Adriana Lara

“Underlying Patterns: Tragedy and Comedy Were Improvisations at First, part 2″

February 21 - April 11, 2015

Underlying Patterns: Tragedy and Comedy Were Improvisations at First, is a quote by Aristotle used by the artist to title this exhibition.

Art and language are expressions of life: imagistic, linguistic, symbolic, and poetic. Each is a container to be filled, animated, and reconstituted. Each prompt abstract ruminations, make impressions that are always in flux and mutable, never conclude but are infinitely replaced by alternative suggestions.

Mexico City-based artist Adriana Lara focuses on the instability of meaning, how structures and styles scramble and efface content, in turn challenging any number of givens: a definition, a market, a social role, use value, or historical importance. Her work employs various sign systems as a kind of artistic material; letters, numbers, actors, brands, and cultures, are overlapped and overlaid as Lara creates her recombinant objects, videos, and performances, genetically modified by this bringing together – which is ultimately a taking apart.

The artist’s approach stays hovering somewhere between purely formal and conceptually reflexive, which may offer some indication about how tenuous information is, at this moment when paradoxically it is so abundant and free.

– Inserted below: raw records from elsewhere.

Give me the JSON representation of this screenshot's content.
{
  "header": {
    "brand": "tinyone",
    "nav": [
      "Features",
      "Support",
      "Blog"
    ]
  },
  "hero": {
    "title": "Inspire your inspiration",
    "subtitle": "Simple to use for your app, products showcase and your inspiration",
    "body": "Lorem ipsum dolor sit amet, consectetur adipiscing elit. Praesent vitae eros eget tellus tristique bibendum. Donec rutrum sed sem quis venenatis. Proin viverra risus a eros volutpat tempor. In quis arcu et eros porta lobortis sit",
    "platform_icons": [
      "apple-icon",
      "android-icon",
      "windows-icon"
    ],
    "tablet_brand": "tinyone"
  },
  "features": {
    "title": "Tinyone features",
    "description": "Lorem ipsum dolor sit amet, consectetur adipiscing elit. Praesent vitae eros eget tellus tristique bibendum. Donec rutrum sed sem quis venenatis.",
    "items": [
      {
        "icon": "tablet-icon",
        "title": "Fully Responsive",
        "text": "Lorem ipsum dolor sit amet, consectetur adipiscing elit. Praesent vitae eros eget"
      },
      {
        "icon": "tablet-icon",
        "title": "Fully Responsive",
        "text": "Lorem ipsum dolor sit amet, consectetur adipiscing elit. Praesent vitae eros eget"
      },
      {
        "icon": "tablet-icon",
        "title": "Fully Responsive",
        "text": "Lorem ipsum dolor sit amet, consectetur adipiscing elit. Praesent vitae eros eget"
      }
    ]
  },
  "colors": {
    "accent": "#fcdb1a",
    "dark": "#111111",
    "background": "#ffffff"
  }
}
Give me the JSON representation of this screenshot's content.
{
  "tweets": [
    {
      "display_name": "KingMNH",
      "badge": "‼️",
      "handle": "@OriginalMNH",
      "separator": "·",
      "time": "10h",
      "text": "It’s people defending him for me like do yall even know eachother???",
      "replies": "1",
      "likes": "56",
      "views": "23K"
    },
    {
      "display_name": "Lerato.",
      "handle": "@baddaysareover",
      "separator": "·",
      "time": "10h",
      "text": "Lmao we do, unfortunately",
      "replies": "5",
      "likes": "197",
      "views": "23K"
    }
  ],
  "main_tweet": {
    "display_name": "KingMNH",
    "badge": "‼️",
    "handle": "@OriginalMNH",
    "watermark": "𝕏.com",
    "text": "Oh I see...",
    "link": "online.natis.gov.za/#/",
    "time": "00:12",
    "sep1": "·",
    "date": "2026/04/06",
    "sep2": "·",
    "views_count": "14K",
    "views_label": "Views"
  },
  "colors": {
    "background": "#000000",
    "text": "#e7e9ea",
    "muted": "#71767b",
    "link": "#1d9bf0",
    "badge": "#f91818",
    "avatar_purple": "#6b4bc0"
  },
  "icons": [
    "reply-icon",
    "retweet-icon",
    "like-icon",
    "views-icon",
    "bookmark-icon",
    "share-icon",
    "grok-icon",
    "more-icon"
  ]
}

What is offered here are a series of suggestions in the form of moving images and actions, a group of works that Lara made between 2008 and 2015. Circling back on her own, albeit brief history, offers the potential to prompt a reflective state in the absence of stasis, a resistance to the shark-like forward motion expected of an artist, where little meaning but lots of news and events gather and spike, circulate, until overshadowed by what’s next.

«Its great to know we will leave a piece of ourselves» is said in the moment that two actors are about to place an explosive inside a cinema, to which follows; «Come on, lets not exaggerate, everybody does it all the time.» The artist thinks of these two lines from a dialogue in a fotonovela by Harry Gamboa Jr. (Blessed Bag Bombers, 1982), when talking about art as an expression of life.